Instead, MBA applicants were far more concerned about getting into a top U.S. MBA program (85% said this was a concern), funding their MBA (59%), and writing a high-quality application while working (51%). Recruiting post MBA, at 36%, and the U.S. political climate, at 14%, were not major concerns.
Reputation is a Key Indicator
Reputation remains a key priority for business school applicants applying to all MBA programs. Seventy-five percent of respondents said that reputation is stronger for U.S. MBA programs than international programs, and that 75% value was consistent between international and US respondents. The ability to accelerate career paths and improve professional networks in the U.S were additional advantages of U.S MBA programs, according to the Survey results.
Irrespective of the U.S. political and economic climate, reputable MBA programs are highly coveted, with strong preferences among all MBA candidates for the top-10 business schools in the U.S. Fifty-seven percent of respondents, U.S. and international, are applying to the top-10 U.S. MBA courses.
Overall, 88% of U.S. respondents and 54% of international respondents were applying exclusively to U.S. MBA programs of any rank. Most international applicants cast a wider net due to the competitive admissions process of the top U.S. MBA programs.
“MBA applicant demand directly relates to a business school’s reputation and brand,” says Esther Magna, Principal at Stacy Blackman Consulting.
“As a result, top MBA program brands, including Harvard and Wharton, will likely see a smaller decrease in applicant volume, whereas less-regarded MBA programs will experience a greater decrease in applicant volume in this very strong US economy, which tends to reduce demand for MBA education.”
U.S. Business Schools Remain a Top Choice for MBA Applicants
U.S. MBA programs of any rank are significantly more popular than European, or other non-US programs, among survey respondents. 4% of international respondents are applying to European MBA programs, and are not applying to U.S. programs.
The majority of the international MBA applicants who apply to European courses are also applying to U.S. programs.

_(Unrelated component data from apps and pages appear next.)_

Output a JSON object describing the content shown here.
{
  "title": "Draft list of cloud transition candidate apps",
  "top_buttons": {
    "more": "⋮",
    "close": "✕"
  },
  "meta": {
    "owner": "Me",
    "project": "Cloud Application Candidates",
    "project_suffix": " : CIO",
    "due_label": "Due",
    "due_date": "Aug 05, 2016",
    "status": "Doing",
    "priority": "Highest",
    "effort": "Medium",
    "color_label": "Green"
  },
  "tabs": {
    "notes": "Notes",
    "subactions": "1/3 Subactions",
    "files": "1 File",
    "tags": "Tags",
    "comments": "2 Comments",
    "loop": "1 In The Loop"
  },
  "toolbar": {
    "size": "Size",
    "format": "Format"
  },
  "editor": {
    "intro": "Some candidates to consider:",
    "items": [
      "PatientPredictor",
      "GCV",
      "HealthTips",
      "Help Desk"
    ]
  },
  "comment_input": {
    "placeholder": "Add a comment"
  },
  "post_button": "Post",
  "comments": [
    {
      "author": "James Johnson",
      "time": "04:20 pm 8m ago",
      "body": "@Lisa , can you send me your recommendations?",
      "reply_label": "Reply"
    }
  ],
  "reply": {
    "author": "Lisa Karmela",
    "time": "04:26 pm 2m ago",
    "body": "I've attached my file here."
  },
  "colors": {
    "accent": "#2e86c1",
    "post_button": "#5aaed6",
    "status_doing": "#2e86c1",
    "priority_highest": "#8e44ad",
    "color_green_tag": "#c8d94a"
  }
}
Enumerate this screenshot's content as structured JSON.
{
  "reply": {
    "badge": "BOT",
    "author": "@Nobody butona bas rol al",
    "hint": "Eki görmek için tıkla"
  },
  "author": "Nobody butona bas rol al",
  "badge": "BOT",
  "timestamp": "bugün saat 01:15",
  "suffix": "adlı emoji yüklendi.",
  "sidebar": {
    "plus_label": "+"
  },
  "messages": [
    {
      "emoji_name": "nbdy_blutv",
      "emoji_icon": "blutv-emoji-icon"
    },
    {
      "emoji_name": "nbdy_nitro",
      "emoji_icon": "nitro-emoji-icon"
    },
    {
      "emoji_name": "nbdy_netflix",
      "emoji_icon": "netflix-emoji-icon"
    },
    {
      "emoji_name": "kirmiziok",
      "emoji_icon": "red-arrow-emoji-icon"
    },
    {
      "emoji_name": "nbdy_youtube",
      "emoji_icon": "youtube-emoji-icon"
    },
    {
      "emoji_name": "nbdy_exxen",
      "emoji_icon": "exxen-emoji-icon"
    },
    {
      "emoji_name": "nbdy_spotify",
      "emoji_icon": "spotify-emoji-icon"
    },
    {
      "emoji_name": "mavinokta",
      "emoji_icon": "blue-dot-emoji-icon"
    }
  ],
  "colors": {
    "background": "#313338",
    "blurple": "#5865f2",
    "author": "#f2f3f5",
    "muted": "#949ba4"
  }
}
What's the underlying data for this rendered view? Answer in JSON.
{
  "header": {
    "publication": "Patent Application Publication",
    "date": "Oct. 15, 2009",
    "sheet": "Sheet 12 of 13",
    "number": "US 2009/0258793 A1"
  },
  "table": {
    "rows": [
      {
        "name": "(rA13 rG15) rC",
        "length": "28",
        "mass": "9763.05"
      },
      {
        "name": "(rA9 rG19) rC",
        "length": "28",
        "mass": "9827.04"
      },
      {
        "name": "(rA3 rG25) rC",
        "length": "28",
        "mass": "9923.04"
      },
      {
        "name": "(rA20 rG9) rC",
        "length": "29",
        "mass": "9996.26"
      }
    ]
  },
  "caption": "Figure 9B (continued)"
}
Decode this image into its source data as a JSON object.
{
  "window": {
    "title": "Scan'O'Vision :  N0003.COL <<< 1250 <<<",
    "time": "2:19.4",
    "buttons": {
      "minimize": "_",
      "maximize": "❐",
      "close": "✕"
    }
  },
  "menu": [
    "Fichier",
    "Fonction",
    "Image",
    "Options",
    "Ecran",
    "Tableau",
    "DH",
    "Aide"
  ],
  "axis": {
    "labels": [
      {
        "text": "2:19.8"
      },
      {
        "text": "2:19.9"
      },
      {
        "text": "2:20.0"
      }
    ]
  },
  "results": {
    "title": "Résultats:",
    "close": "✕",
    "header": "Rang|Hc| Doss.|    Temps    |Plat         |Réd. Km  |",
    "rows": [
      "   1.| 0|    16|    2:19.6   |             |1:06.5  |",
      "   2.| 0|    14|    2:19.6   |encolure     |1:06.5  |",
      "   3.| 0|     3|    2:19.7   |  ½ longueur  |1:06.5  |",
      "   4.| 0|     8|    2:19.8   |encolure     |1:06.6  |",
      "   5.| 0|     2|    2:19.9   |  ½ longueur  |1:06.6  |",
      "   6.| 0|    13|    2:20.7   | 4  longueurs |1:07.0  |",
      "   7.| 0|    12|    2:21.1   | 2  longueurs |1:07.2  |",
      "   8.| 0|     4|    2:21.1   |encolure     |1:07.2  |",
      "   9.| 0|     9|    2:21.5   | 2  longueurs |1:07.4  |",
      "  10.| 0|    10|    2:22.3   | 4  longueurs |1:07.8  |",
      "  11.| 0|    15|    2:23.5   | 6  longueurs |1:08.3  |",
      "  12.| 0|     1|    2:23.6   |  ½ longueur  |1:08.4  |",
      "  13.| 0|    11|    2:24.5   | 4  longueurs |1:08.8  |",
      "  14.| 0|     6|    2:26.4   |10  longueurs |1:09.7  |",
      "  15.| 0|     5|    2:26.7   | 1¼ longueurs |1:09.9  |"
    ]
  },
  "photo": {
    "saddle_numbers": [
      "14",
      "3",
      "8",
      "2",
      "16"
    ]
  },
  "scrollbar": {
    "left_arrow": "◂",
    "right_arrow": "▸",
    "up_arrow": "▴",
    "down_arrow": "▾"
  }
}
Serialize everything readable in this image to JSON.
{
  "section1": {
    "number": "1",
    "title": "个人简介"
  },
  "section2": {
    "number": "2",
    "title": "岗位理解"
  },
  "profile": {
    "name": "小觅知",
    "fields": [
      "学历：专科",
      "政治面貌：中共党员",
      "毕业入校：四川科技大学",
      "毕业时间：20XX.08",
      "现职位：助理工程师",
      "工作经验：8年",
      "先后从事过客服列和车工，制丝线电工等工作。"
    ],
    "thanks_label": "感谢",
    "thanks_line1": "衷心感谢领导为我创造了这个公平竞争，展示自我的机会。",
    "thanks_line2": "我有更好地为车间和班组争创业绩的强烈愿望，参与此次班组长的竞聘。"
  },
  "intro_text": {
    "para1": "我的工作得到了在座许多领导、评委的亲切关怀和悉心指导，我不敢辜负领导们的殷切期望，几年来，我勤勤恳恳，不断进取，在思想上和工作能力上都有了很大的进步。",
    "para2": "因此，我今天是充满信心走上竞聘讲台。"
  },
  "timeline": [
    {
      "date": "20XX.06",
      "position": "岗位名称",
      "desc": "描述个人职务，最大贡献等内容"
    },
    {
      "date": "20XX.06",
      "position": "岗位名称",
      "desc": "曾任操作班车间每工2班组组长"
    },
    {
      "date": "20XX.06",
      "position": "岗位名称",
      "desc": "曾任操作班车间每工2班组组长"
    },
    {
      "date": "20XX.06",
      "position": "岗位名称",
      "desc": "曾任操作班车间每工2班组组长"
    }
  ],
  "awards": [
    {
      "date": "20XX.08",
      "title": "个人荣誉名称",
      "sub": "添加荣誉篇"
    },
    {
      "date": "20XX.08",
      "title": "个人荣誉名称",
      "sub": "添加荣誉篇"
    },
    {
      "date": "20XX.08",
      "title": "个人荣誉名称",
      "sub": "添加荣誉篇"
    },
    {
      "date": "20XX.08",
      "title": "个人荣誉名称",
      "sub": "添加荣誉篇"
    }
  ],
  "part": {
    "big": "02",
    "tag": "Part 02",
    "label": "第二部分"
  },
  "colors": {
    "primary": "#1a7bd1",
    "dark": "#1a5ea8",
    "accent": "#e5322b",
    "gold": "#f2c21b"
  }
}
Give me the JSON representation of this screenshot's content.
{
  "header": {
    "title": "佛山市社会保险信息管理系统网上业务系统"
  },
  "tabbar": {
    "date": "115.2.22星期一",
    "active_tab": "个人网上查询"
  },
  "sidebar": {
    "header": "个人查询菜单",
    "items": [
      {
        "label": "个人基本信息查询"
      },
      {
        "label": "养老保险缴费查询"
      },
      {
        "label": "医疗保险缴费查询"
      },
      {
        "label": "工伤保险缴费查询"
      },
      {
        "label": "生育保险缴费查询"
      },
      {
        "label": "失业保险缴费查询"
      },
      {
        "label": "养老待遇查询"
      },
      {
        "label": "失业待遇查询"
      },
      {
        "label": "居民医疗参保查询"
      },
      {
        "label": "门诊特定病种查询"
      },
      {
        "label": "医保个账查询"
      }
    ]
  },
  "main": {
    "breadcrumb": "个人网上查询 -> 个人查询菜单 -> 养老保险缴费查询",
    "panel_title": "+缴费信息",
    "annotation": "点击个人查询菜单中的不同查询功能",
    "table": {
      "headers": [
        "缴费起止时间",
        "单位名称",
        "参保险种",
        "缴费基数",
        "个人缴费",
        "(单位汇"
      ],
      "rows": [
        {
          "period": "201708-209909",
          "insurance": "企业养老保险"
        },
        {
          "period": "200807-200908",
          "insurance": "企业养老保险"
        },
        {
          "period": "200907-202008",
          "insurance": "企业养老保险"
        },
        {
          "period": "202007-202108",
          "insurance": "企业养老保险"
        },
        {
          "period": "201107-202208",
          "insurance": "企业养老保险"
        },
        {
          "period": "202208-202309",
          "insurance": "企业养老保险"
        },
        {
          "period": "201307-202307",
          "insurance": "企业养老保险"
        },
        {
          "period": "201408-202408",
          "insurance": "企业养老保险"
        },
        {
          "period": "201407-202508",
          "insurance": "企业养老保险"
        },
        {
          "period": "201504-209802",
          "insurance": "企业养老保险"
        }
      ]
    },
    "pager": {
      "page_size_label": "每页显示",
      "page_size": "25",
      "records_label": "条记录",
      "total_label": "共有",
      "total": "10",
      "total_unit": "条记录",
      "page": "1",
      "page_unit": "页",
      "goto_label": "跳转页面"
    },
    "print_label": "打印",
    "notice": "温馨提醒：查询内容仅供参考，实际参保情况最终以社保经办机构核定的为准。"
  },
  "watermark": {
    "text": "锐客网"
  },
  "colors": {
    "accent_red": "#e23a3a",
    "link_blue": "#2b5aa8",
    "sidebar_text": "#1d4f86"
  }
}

Most candidates who were applying to European MBAs, such as at INSEAD or London Business School, said that the shorter duration and lower tuition costs were among their key priorities.
“Applicants see an MBA as a long-term investment in their future,” says Beth Tidmarsh, a former Kellogg School MBA Admissions Officer, now on the Stacy Blackman Consulting team.
As we shared with Find MBA, the relatively high cost of top-tier US MBA programs is offset by the large salary increases achieved by their students on graduation.
“Thus, the long-term brand reputation and credentials of a top tier b-school are appealing, and international candidates may be willing to overlook the temporary political environment. The top-tier schools are coveted because the value of the education translates back to many countries.”
However, the cost of the MBA program relative to salary potential can be a concern for lower ranked MBA programs that lack a strong global brand and alumni network, which are more vulnerable.
The survey found that 69% of respondents believe there will be fewer international students within U.S. MBA programs in the current political climate. In addition, 47.1% believe there will be reduced recruiting options for international MBA candidates at U.S. business schools.
However, only 37.95% of survey respondents indicated that it was “very important” to have a highly diverse (40% international) MBA cohort. As one US-based respondent said: “International student representation is important, but more than 25% is not necessary.”
For Poets & Quants reaction to this year’s SBC survey findings, read Marc Ethier’s piece,For Applicants To Top MBA Programs, Trump No Deterrent.““
Additional key findings
Respondents surpassed 500 total. 46% were U.S. citizens applying for MBA programs and 54% were internationals. Additionally, 37% of the respondents were female, 61% male, and 2% unspecified. International respondents included 28% Indian Nationals and a mix from Asia, Europe, Middle East, South America, Africa and Canada.